Brian’s practice focuses on the defense of corporate clients in complex litigation, with particular emphasis on pharmaceutical product liability matters in multidistrict litigation (MDL) and coordinated state court proceedings. Brian develops defensive strategies and prepares company and expert witnesses, and has been responsible for drafting and arguing successful dispositive, in limine, and Daubert/Frye motions for many of his clients.


Representative Matters

Represented major pharmaceutical companies that manufacture and market acid-reducing therapies, antibiotics, opioids and numerous other prescription and OTC medications.

Represented a major pharmaceutical company in product liability litigation surrounding alleged serious skin reactions associated with the use of various prescription and OTC medications.

Represented a leading generic pharmaceutical manufacturer in product liability litigation surrounding alleged serious liver injuries associated with the use of acetaminophen.

Prepared successful Daubert and summary judgment motion on behalf of a weight loss company selling meal plans, disqualifying a plaintiff’s expert witnesses, each of whom claimed that soy-based products caused hypothyroidism.

Drafted a motion in limine in a consolidated product liability matter against the manufacturer of an antidepressant medication. The motion sought to preclude evidence and testimony from the plaintiffs’ life care planning experts regarding future medical costs and expenses. Granting the motion, the Court held that the experts’ opinions were speculative and conjectural because the purported experts failed to conduct a meaningful investigation into the plaintiffs’ medical history or apply a generally accepted methodology with respect to life care planning.

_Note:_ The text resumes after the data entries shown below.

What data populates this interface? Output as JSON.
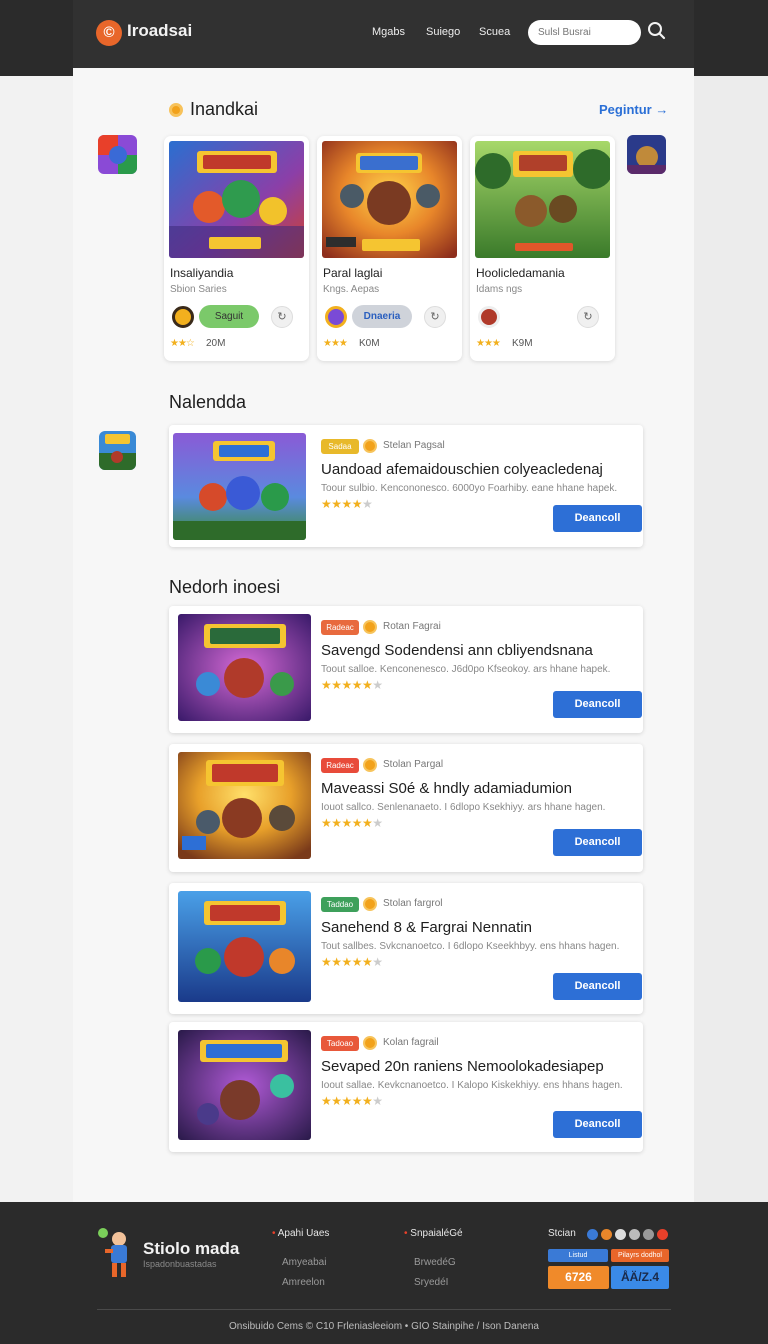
{
  "header": {
    "logo_glyph": "©",
    "brand": "Iroadsai",
    "nav": [
      "Mgabs",
      "Suiego",
      "Scuea"
    ],
    "search_placeholder": "Sulsl Busrai"
  },
  "featured": {
    "title": "Inandkai",
    "register_label": "Pegintur →",
    "cards": [
      {
        "name": "Insaliyandia",
        "sub": "Sbion Saries",
        "pill": "Saguit",
        "pill_color": "#7bc96a",
        "stars": "★★☆",
        "count": "20M"
      },
      {
        "name": "Paral laglai",
        "sub": "Kngs. Aepas",
        "pill": "Dnaeria",
        "pill_color": "#cfd3da",
        "stars": "★★★",
        "count": "K0M"
      },
      {
        "name": "Hoolicledamania",
        "sub": "Idams ngs",
        "pill": "",
        "pill_color": "",
        "stars": "★★★",
        "count": "K9M"
      }
    ]
  },
  "newest": {
    "title": "Nalendda",
    "card": {
      "tag": "Sadaa",
      "tag_color": "#e8b92a",
      "meta": "Stelan Pagsal",
      "title": "Uandoad afemaidouschien colyeacledenaj",
      "desc": "Toour sulbio. Kencononesco. 6000yo Foarhiby. eane hhane hapek.",
      "stars_on": "★★★★",
      "stars_off": "★",
      "download": "Deancoll"
    }
  },
  "popular": {
    "title": "Nedorh inoesi",
    "cards": [
      {
        "tag": "Radeac",
        "tag_color": "#e86a3e",
        "meta": "Rotan Fagrai",
        "title": "Savengd Sodendensi ann cbliyendsnana",
        "desc": "Toout salloe. Kenconenesco. J6d0po Kfseokoy. ars hhane hapek.",
        "download": "Deancoll"
      },
      {
        "tag": "Radeac",
        "tag_color": "#e84b3a",
        "meta": "Stolan Pargal",
        "title": "Maveassi S0é & hndly adamiadumion",
        "desc": "Iouot sallco. Senlenanaeto. I 6dlopo Ksekhiyy. ars hhane hagen.",
        "download": "Deancoll"
      },
      {
        "tag": "Taddao",
        "tag_color": "#3ea05b",
        "meta": "Stolan fargrol",
        "title": "Sanehend 8 & Fargrai Nennatin",
        "desc": "Tout sallbes. Svkcnanoetco. I 6dlopo Kseekhbyy. ens hhans hagen.",
        "download": "Deancoll"
      },
      {
        "tag": "Tadoao",
        "tag_color": "#e8583a",
        "meta": "Kolan fagrail",
        "title": "Sevaped 20n raniens Nemoolokadesiapep",
        "desc": "Ioout sallae. Kevkcnanoetco. I Kalopo Kiskekhiyy. ens hhans hagen.",
        "download": "Deancoll"
      }
    ]
  },
  "footer": {
    "brand": "Stiolo mada",
    "tagline": "Ispadonbuastadas",
    "col1": {
      "heading": "Apahi Uaes",
      "links": [
        "Amyeabai",
        "Amreelon"
      ]
    },
    "col2": {
      "heading": "SnpaialéGé",
      "links": [
        "BrwedéG",
        "SryedéI"
      ]
    },
    "social_heading": "Stcian",
    "badge1": "Listud",
    "badge2": "Pilayrs dodhol",
    "stat1": "6726",
    "stat2": "ÅÄ/Z.4",
    "copyright": "Onsibuido Cems © C10 Frleniasleeiom • GIO Stainpihe / Ison Danena"
  }
}
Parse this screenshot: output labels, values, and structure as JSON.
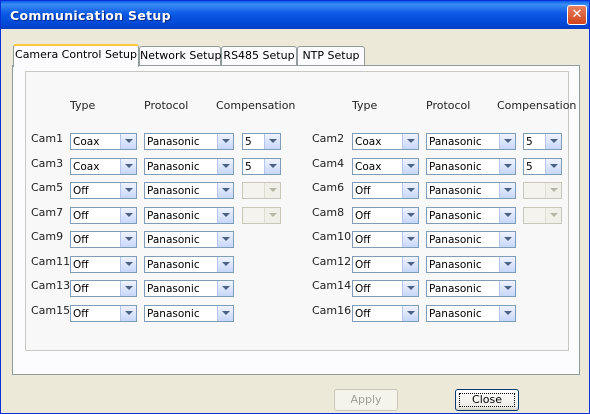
{
  "window": {
    "title": "Communication Setup",
    "close_symbol": "✕"
  },
  "tabs": [
    {
      "label": "Camera Control Setup",
      "active": true
    },
    {
      "label": "Network Setup",
      "active": false
    },
    {
      "label": "RS485 Setup",
      "active": false
    },
    {
      "label": "NTP Setup",
      "active": false
    }
  ],
  "columns": {
    "type": "Type",
    "protocol": "Protocol",
    "compensation": "Compensation"
  },
  "cameras": [
    {
      "label": "Cam1",
      "type": "Coax",
      "protocol": "Panasonic",
      "compensation": "5",
      "comp_enabled": true
    },
    {
      "label": "Cam2",
      "type": "Coax",
      "protocol": "Panasonic",
      "compensation": "5",
      "comp_enabled": true
    },
    {
      "label": "Cam3",
      "type": "Coax",
      "protocol": "Panasonic",
      "compensation": "5",
      "comp_enabled": true
    },
    {
      "label": "Cam4",
      "type": "Coax",
      "protocol": "Panasonic",
      "compensation": "5",
      "comp_enabled": true
    },
    {
      "label": "Cam5",
      "type": "Off",
      "protocol": "Panasonic",
      "compensation": "",
      "comp_enabled": false
    },
    {
      "label": "Cam6",
      "type": "Off",
      "protocol": "Panasonic",
      "compensation": "",
      "comp_enabled": false
    },
    {
      "label": "Cam7",
      "type": "Off",
      "protocol": "Panasonic",
      "compensation": "",
      "comp_enabled": false
    },
    {
      "label": "Cam8",
      "type": "Off",
      "protocol": "Panasonic",
      "compensation": "",
      "comp_enabled": false
    },
    {
      "label": "Cam9",
      "type": "Off",
      "protocol": "Panasonic"
    },
    {
      "label": "Cam10",
      "type": "Off",
      "protocol": "Panasonic"
    },
    {
      "label": "Cam11",
      "type": "Off",
      "protocol": "Panasonic"
    },
    {
      "label": "Cam12",
      "type": "Off",
      "protocol": "Panasonic"
    },
    {
      "label": "Cam13",
      "type": "Off",
      "protocol": "Panasonic"
    },
    {
      "label": "Cam14",
      "type": "Off",
      "protocol": "Panasonic"
    },
    {
      "label": "Cam15",
      "type": "Off",
      "protocol": "Panasonic"
    },
    {
      "label": "Cam16",
      "type": "Off",
      "protocol": "Panasonic"
    }
  ],
  "buttons": {
    "apply": "Apply",
    "close": "Close"
  }
}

Represented a major pharmaceutical company, as well as a medical practice and various nurse practitioners, in cases alleging serious side effects associated with the use of an injectable birth control medication.

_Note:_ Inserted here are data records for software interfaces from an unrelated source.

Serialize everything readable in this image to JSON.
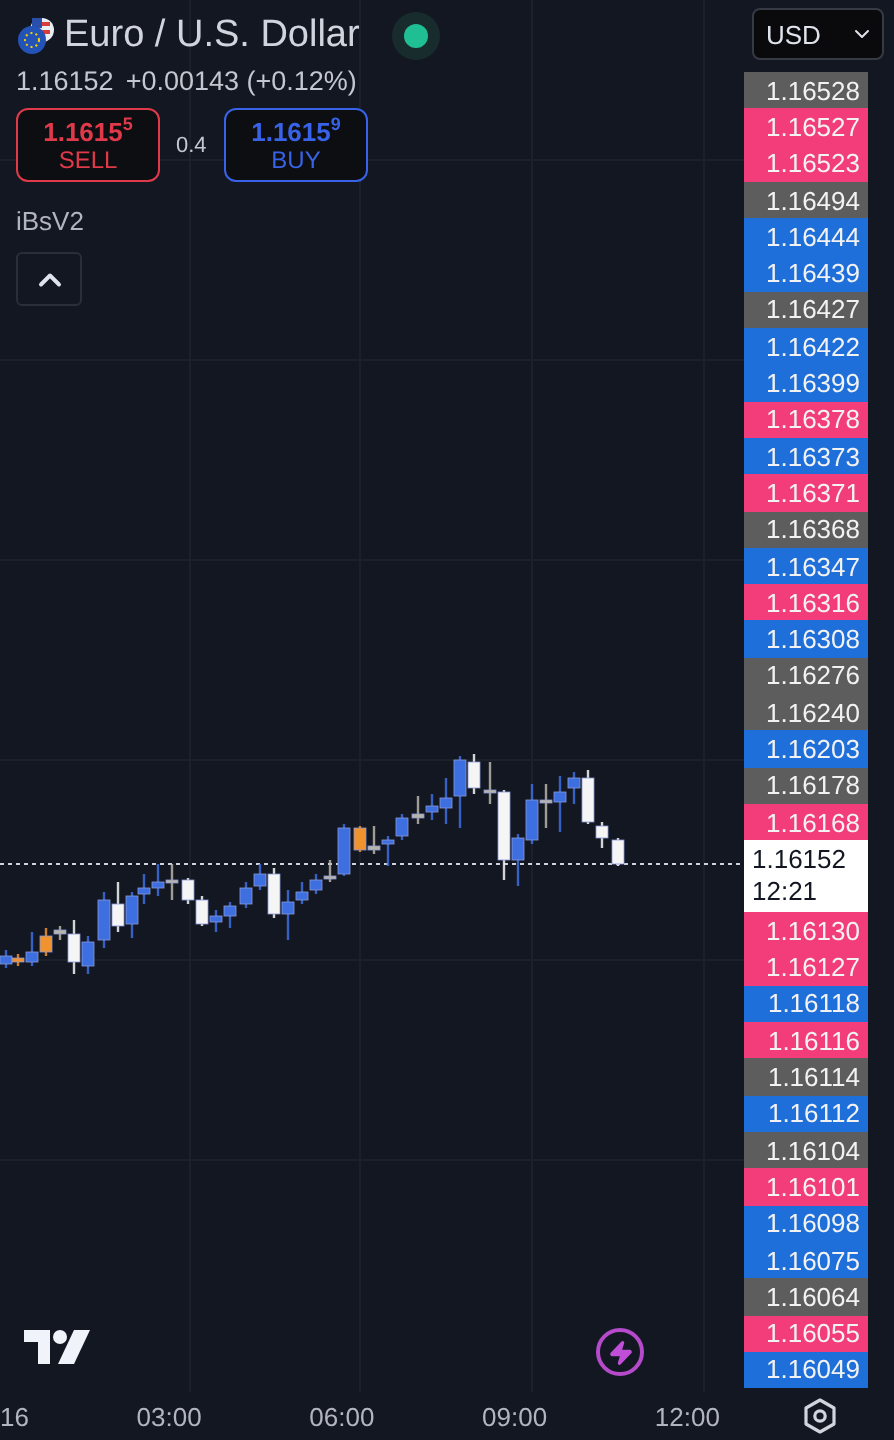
{
  "header": {
    "title": "Euro / U.S. Dollar",
    "last": "1.16152",
    "change": "+0.00143 (+0.12%)"
  },
  "trade": {
    "sell": {
      "price": "1.1615$^{5}$",
      "label": "SELL"
    },
    "spread": "0.4",
    "buy": {
      "price": "1.1615$^{9}$",
      "label": "BUY"
    }
  },
  "indicator": "iBsV2",
  "currency": "USD",
  "price_scale": [
    {
      "kind": "marker",
      "price": "1.16528",
      "color": "#5d5d5d"
    },
    {
      "kind": "marker",
      "price": "1.16527",
      "color": "#f23d7a"
    },
    {
      "kind": "marker",
      "price": "1.16523",
      "color": "#f23d7a"
    },
    {
      "kind": "marker",
      "price": "1.16494",
      "color": "#5d5d5d"
    },
    {
      "kind": "marker",
      "price": "1.16444",
      "color": "#1e6fd9"
    },
    {
      "kind": "marker",
      "price": "1.16439",
      "color": "#1e6fd9"
    },
    {
      "kind": "marker",
      "price": "1.16427",
      "color": "#5d5d5d"
    },
    {
      "kind": "marker",
      "price": "1.16422",
      "color": "#1e6fd9"
    },
    {
      "kind": "marker",
      "price": "1.16399",
      "color": "#1e6fd9"
    },
    {
      "kind": "marker",
      "price": "1.16378",
      "color": "#f23d7a"
    },
    {
      "kind": "marker",
      "price": "1.16373",
      "color": "#1e6fd9"
    },
    {
      "kind": "marker",
      "price": "1.16371",
      "color": "#f23d7a"
    },
    {
      "kind": "marker",
      "price": "1.16368",
      "color": "#5d5d5d"
    },
    {
      "kind": "marker",
      "price": "1.16347",
      "color": "#1e6fd9"
    },
    {
      "kind": "marker",
      "price": "1.16316",
      "color": "#f23d7a"
    },
    {
      "kind": "marker",
      "price": "1.16308",
      "color": "#1e6fd9"
    },
    {
      "kind": "marker",
      "price": "1.16276",
      "color": "#5d5d5d"
    },
    {
      "kind": "marker",
      "price": "1.16240",
      "color": "#5d5d5d"
    },
    {
      "kind": "marker",
      "price": "1.16203",
      "color": "#1e6fd9"
    },
    {
      "kind": "marker",
      "price": "1.16178",
      "color": "#5d5d5d"
    },
    {
      "kind": "marker",
      "price": "1.16168",
      "color": "#f23d7a"
    },
    {
      "kind": "current",
      "price": "1.16152",
      "time": "12:21"
    },
    {
      "kind": "marker",
      "price": "1.16130",
      "color": "#f23d7a"
    },
    {
      "kind": "marker",
      "price": "1.16127",
      "color": "#f23d7a"
    },
    {
      "kind": "marker",
      "price": "1.16118",
      "color": "#1e6fd9"
    },
    {
      "kind": "marker",
      "price": "1.16116",
      "color": "#f23d7a"
    },
    {
      "kind": "marker",
      "price": "1.16114",
      "color": "#5d5d5d"
    },
    {
      "kind": "marker",
      "price": "1.16112",
      "color": "#1e6fd9"
    },
    {
      "kind": "marker",
      "price": "1.16104",
      "color": "#5d5d5d"
    },
    {
      "kind": "marker",
      "price": "1.16101",
      "color": "#f23d7a"
    },
    {
      "kind": "marker",
      "price": "1.16098",
      "color": "#1e6fd9"
    },
    {
      "kind": "marker",
      "price": "1.16075",
      "color": "#1e6fd9"
    },
    {
      "kind": "marker",
      "price": "1.16064",
      "color": "#5d5d5d"
    },
    {
      "kind": "marker",
      "price": "1.16055",
      "color": "#f23d7a"
    },
    {
      "kind": "marker",
      "price": "1.16049",
      "color": "#1e6fd9"
    }
  ],
  "time_axis": [
    "16",
    "03:00",
    "06:00",
    "09:00",
    "12:00"
  ]
}
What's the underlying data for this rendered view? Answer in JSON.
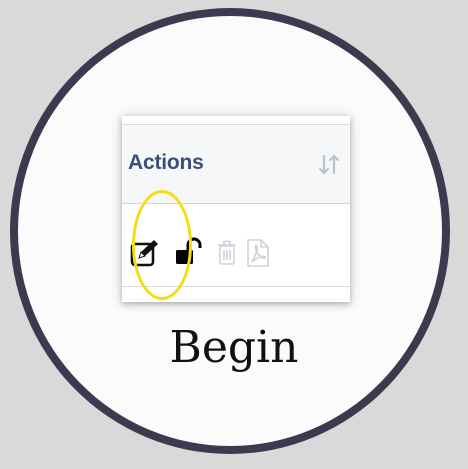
{
  "screenshot": {
    "column_header": "Actions",
    "icons": {
      "sort": "sort-icon",
      "edit": "edit-icon",
      "lock": "unlock-icon",
      "delete": "trash-icon",
      "pdf": "pdf-icon"
    }
  },
  "caption": "Begin",
  "colors": {
    "ring": "#3b3a4e",
    "highlight": "#f4dd16",
    "header_text": "#3a4e78"
  }
}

Represented an accounting and consulting firm sued under the Family and Medical Leave Act (FMLA) by a former employee of their client. The matter presented an issue of first impression on the proper test in the Fourth Circuit for defining “employer” under the FMLA. After extensive briefing, a federal judge applied the “economic reality” test, adopting Brian’s argument and entering a judgment in favor of the client.

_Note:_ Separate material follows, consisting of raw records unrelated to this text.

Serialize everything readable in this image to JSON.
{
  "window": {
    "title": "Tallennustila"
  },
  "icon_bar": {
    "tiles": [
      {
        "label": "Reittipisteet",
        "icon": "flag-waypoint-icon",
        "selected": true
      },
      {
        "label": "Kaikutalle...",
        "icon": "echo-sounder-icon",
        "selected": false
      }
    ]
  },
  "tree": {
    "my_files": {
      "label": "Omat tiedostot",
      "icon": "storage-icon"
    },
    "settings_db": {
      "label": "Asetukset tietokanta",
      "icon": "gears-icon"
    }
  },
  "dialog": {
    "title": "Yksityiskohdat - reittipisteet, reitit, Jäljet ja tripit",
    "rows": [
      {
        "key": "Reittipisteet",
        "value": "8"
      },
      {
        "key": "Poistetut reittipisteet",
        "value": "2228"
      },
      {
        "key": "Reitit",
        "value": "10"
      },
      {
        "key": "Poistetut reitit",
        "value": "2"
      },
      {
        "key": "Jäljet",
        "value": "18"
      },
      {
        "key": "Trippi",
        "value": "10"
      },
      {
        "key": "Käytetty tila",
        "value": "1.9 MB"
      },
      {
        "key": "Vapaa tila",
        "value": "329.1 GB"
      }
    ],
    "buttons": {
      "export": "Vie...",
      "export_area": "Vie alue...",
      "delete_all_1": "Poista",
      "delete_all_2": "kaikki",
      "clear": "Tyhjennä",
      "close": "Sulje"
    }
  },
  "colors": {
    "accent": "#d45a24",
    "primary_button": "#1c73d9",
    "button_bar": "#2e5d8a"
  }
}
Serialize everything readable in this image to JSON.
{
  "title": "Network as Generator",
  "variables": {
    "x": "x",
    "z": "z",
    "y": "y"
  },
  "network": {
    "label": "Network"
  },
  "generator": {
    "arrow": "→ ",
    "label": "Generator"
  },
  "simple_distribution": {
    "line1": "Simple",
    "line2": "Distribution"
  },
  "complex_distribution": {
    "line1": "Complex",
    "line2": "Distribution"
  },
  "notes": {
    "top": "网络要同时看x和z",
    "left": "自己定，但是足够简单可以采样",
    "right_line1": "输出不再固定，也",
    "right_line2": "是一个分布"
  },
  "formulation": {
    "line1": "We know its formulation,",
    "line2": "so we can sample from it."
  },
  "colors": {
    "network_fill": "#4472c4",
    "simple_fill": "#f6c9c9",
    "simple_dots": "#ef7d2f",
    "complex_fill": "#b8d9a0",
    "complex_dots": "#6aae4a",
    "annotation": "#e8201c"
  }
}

Courts Increasingly Recognize Federal Preemption of Claims Involving All FDA-Approved Medications, DRI For the Defense, September 2016 (with Derek M. Stikeleather).


Shook Hardy Adds 6 in Phila. as One-Time Dechert Colleagues Reunite, The Legal Intelligencer, March 2, 2020.